March 28, 2018: BMJ Open
Blathin Casey, Susan Coote, Molly Byrne
Increasing physical activity (PA) through exercise is associated with improvements in many of the symptoms associated with multiple sclerosis (MS) such as fatigue, strength, balance, and mobility. Despite this, people with MS remain largely inactive. Interventions that are grounded in theory and that aim to change PA behavior need to be developed. The purpose of this study was to describe the development process of a web-based resource, namely, "Activity Matters," to enable people with MS to become more active...
March 27, 2018: Translational Behavioral Medicine
Rafael Lopez-Cortes, Cesar Hueso-Montoro, Maria Paz Garcia-Caro, Rafael Montoya-Juarez, Jacqueline Schmidt-Riovalle, Celia Marti-Garcia, Blanca Marin-Fernandez
Inflammatory bowel disease has a negative impact on individuals perception of their health status and is associated with disabling processes that have physical, social, and work repercussions. The objectives of this study were to describe the life experiences of individuals with Crohn disease and ulcerative colitis and to develop a theoretical framework to describe the relationships of these diseases with personal and clinical factors. A qualitative study on the basis of grounded theory was conducted, involving individual and semistructured interviews on the life experiences of 14 adults of different ages with inflammatory bowel disease in relapse or inactive phase...
March 2018: Gastroenterology Nursing: the Official Journal of the Society of Gastroenterology Nurses and Associates
Fetch more papers »
Fetching more papers... Fetching...
Read by QxMD. Sign in or create an account to discover new knowledge that matter to you.
Remove bar
Read by QxMD icon Read

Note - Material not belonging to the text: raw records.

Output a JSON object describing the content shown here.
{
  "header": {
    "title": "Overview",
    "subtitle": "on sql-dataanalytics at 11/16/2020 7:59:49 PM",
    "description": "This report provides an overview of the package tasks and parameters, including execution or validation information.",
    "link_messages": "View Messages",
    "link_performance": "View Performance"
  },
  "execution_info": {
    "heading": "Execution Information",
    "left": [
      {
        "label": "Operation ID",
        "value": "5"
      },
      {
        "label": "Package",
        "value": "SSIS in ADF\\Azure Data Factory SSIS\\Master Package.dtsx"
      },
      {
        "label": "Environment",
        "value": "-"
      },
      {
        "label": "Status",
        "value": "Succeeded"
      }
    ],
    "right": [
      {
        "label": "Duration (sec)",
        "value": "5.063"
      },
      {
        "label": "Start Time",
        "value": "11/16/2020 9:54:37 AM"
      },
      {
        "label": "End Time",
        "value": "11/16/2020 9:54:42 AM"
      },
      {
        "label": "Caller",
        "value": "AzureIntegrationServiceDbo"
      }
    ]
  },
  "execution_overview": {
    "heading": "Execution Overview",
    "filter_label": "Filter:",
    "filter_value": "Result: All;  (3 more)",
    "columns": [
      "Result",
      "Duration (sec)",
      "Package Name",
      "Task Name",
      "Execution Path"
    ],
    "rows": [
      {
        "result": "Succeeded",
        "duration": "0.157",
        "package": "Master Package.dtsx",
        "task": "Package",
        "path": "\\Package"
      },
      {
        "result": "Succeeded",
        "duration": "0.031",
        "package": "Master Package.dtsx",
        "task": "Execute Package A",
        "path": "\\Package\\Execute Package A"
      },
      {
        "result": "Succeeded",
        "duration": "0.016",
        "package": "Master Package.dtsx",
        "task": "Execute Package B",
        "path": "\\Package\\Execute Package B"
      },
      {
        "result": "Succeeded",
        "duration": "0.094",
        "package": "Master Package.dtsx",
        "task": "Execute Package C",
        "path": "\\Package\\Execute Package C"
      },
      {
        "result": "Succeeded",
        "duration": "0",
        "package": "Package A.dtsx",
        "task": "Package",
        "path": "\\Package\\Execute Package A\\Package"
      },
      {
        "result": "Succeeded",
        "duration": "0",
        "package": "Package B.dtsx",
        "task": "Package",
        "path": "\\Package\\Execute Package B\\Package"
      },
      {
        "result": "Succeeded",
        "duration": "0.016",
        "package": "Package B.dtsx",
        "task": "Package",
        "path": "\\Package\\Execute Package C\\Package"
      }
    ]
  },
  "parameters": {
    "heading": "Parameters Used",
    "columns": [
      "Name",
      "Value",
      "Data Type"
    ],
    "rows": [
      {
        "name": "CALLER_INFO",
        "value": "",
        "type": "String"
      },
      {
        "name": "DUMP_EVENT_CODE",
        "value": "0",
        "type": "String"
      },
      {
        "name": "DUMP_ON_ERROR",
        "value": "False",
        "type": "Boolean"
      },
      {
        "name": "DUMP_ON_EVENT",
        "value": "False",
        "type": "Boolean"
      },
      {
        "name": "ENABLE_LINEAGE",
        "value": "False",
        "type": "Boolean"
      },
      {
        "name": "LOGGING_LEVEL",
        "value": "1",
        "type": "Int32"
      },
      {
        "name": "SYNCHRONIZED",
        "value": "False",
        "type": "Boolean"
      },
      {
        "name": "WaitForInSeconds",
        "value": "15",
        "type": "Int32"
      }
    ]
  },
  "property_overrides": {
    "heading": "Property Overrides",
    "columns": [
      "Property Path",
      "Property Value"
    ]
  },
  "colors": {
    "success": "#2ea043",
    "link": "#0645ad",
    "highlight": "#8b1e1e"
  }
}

Search Tips

Use Boolean operators: AND/OR

diabetic AND foot
diabetes OR diabetic

Exclude a word using the 'minus' sign

Virchow -triad

Use Parentheses

water AND (cup OR glass)

Add an asterisk (*) at end of a word to include word stems

Neuro* will search for Neurology, Neuroscientist, Neurological, and so on

Use quotes to search for an exact phrase

"primary prevention of cancer"
(heart or cardiac or cardio*) AND arrest -"American Heart Association"